*HOW TO COMPLETE THIS TASK*: Return every line from the records below in which the word "Taux" is found.

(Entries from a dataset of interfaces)
================================

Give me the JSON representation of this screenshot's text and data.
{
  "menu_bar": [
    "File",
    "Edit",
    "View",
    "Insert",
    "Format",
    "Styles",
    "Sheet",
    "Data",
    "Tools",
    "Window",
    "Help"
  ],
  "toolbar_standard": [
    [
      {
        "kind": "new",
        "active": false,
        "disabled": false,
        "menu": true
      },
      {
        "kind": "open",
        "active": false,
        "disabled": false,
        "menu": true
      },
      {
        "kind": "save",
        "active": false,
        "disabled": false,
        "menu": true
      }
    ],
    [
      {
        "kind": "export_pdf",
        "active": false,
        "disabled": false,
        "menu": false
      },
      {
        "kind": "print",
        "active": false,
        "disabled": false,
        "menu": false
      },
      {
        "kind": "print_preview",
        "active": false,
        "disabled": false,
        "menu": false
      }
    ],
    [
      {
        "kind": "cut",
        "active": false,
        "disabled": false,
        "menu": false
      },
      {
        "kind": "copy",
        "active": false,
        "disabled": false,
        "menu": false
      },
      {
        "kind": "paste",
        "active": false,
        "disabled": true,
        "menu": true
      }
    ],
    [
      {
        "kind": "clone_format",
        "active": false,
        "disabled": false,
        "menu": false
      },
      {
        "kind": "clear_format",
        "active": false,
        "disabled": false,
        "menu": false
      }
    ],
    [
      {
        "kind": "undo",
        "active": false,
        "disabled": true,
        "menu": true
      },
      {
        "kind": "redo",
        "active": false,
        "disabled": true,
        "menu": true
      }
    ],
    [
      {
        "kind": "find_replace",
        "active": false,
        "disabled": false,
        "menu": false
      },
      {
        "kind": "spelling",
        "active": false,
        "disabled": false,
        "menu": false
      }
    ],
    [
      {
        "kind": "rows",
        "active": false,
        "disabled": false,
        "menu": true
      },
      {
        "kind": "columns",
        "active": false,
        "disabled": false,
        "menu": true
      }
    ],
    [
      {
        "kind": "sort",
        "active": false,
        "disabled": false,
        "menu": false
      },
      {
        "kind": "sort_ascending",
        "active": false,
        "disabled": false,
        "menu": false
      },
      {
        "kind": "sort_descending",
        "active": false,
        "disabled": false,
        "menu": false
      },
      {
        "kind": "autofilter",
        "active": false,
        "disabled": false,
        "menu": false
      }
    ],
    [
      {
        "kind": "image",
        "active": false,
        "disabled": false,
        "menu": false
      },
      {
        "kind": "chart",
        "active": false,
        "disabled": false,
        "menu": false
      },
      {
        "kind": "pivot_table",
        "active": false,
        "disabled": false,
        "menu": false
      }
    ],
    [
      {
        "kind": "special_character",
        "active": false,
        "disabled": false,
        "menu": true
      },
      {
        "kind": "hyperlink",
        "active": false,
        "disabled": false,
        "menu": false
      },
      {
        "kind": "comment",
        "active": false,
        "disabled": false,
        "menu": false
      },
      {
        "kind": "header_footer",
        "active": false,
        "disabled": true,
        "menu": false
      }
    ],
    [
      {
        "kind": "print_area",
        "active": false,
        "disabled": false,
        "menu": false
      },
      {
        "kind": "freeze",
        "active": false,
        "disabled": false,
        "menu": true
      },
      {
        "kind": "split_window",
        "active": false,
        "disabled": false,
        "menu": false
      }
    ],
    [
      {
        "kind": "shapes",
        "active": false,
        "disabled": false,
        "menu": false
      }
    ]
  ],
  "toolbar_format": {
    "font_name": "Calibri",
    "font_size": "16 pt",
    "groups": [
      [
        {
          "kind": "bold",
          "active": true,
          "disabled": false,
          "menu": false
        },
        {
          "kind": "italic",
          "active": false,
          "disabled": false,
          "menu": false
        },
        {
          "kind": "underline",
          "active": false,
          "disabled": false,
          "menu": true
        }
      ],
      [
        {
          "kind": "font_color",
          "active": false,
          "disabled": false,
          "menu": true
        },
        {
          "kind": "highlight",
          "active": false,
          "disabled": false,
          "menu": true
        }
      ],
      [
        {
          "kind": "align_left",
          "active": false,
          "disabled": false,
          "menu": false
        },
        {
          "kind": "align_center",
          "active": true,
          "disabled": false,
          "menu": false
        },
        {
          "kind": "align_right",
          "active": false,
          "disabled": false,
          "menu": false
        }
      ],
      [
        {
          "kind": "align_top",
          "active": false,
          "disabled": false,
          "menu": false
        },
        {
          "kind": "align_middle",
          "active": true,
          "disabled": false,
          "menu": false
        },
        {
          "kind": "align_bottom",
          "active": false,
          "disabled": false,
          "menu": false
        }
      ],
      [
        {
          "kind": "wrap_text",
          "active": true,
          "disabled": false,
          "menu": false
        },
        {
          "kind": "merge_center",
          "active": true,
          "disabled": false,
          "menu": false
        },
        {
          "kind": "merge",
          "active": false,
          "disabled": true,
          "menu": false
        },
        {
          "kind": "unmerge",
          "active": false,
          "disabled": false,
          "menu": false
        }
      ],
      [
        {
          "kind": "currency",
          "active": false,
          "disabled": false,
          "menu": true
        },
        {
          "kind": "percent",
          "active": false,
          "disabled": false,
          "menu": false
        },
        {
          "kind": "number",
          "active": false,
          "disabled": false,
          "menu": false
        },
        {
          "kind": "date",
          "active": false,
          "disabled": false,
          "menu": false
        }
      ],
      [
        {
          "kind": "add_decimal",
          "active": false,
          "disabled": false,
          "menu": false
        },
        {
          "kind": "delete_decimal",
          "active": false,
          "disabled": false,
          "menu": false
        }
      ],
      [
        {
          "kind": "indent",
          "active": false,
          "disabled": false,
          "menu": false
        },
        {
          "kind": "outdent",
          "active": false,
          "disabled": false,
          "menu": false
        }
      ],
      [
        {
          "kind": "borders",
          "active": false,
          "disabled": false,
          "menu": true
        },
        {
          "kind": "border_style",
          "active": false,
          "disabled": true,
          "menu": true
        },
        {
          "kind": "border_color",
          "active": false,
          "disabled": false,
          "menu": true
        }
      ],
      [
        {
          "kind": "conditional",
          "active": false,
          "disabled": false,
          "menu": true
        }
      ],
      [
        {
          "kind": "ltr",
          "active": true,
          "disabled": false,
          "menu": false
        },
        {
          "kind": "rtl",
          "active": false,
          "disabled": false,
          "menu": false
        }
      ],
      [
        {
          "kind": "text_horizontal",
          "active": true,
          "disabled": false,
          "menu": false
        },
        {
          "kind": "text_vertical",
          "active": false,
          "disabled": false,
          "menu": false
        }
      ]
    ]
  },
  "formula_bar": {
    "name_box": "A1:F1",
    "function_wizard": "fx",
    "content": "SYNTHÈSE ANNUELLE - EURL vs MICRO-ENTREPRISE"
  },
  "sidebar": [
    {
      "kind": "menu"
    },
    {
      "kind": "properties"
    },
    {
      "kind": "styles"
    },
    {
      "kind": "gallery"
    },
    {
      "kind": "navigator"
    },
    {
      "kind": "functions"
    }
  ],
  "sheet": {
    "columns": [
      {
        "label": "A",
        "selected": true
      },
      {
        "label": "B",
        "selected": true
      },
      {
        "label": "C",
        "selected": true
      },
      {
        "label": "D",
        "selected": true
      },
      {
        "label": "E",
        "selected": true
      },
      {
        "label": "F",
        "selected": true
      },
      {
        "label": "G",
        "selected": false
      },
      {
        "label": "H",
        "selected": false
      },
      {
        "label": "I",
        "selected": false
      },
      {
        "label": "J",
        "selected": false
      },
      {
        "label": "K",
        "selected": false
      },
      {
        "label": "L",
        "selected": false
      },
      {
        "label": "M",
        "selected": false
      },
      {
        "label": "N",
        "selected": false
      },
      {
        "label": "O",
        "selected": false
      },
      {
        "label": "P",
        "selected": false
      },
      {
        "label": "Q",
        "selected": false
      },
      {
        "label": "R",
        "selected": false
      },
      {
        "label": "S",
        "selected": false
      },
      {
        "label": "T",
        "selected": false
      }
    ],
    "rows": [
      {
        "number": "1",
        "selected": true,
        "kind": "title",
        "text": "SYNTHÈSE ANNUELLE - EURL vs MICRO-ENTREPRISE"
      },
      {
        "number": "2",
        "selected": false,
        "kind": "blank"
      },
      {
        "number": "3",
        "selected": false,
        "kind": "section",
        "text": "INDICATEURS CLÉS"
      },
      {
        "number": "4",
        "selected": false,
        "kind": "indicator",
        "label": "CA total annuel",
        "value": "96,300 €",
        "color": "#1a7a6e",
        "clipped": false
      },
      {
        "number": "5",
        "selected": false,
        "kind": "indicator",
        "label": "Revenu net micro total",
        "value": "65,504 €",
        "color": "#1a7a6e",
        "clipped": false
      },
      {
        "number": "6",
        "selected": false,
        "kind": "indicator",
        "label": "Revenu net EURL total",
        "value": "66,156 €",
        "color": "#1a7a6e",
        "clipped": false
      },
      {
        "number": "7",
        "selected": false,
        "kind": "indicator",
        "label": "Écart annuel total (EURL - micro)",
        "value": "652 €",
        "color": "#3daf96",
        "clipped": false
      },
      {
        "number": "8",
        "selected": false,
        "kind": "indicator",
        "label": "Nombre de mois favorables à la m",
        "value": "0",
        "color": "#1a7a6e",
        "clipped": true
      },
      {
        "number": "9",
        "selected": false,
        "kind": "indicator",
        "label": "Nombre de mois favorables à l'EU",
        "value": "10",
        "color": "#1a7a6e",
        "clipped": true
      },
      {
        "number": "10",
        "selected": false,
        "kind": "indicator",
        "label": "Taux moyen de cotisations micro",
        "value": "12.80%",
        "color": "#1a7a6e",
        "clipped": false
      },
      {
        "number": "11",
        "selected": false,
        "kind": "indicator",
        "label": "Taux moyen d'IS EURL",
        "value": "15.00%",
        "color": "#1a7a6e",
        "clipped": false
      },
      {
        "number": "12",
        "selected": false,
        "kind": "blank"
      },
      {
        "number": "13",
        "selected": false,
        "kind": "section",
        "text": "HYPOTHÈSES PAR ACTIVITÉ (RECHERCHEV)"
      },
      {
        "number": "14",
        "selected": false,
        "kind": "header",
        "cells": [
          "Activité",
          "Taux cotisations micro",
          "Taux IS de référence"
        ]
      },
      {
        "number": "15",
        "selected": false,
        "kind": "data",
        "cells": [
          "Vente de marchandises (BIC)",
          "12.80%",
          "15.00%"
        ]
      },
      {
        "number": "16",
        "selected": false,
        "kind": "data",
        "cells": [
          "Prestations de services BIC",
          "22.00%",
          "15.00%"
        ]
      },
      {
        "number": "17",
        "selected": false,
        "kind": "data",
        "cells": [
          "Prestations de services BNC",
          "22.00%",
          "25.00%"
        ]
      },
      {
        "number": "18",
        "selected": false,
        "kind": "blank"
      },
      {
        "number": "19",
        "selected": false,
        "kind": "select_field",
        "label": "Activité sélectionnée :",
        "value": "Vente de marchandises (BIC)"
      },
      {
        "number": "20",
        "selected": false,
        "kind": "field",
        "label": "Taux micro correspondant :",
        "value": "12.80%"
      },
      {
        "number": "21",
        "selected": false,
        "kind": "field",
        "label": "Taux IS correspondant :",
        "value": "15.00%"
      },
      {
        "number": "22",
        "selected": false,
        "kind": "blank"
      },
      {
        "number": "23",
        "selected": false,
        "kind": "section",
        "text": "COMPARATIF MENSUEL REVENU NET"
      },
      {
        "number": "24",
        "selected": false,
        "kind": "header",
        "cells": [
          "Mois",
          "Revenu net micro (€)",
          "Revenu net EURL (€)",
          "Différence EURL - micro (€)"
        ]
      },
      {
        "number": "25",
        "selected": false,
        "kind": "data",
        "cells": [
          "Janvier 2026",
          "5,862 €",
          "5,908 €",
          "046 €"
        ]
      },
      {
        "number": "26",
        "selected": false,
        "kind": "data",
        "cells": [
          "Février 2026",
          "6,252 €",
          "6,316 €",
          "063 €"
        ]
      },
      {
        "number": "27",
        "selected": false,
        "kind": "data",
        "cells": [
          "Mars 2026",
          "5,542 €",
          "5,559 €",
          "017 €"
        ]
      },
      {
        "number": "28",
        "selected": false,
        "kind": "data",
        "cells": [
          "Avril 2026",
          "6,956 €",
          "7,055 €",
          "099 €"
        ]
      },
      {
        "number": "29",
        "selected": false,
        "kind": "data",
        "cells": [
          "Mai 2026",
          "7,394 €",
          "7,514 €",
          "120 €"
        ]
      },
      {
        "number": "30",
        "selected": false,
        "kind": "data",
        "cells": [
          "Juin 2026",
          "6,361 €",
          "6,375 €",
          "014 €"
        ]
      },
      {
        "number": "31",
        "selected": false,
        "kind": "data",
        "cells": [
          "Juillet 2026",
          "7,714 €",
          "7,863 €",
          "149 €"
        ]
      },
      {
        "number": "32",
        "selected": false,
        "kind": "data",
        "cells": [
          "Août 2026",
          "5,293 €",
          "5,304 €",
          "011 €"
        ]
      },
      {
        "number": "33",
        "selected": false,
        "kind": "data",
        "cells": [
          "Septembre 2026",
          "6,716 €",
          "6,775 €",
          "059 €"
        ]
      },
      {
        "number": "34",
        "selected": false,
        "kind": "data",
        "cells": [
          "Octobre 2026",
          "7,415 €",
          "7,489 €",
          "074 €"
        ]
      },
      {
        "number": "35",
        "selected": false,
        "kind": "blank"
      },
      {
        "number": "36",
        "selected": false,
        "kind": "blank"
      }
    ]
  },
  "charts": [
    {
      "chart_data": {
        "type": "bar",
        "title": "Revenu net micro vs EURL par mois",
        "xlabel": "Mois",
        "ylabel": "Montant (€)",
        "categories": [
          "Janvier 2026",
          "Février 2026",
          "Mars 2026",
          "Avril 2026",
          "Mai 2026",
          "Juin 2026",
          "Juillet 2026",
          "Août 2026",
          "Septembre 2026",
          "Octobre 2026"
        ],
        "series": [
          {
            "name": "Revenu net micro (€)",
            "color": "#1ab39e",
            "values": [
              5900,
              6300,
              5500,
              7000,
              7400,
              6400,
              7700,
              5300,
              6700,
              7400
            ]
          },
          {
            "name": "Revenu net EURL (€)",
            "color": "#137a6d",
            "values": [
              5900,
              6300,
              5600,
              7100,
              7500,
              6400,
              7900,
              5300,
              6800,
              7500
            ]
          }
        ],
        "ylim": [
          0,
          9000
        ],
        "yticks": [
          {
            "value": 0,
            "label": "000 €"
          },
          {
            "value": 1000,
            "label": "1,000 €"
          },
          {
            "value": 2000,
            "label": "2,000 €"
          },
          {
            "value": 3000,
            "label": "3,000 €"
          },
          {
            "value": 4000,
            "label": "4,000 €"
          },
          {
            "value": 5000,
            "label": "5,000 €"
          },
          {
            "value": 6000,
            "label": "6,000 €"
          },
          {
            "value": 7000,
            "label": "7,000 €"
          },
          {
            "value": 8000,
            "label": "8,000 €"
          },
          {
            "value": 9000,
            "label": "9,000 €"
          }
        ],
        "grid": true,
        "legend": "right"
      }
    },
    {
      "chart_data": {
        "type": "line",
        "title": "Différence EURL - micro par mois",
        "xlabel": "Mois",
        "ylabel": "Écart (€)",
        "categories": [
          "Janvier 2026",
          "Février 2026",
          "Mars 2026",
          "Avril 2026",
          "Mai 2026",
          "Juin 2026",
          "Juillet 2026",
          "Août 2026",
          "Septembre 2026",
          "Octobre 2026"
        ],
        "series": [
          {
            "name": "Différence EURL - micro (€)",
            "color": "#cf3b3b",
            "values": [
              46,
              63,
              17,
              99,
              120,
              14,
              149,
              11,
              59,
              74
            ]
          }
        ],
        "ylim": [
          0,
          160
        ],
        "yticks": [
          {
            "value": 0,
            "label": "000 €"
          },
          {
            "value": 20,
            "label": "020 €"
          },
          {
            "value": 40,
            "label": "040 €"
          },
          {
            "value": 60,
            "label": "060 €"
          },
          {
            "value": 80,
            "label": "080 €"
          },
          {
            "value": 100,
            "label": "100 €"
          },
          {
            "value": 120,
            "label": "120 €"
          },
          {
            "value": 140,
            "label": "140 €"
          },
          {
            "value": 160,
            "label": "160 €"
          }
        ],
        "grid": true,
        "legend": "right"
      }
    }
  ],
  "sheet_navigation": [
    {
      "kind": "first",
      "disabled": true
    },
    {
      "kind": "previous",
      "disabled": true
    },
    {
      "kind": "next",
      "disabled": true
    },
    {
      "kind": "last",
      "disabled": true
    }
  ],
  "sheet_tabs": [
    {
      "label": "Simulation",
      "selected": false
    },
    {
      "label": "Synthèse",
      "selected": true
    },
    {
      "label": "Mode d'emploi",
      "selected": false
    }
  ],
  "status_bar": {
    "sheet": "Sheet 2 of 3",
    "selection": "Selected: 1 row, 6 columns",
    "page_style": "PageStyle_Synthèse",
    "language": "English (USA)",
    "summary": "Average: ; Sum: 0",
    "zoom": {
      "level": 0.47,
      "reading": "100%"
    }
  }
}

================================

*TASK OUTPUT*:
        "label": "Taux moyen de cotisations micro",
        "label": "Taux moyen d'IS EURL",
          "Taux cotisations micro",
          "Taux IS de référence"
        "label": "Taux micro correspondant :",
        "label": "Taux IS correspondant :",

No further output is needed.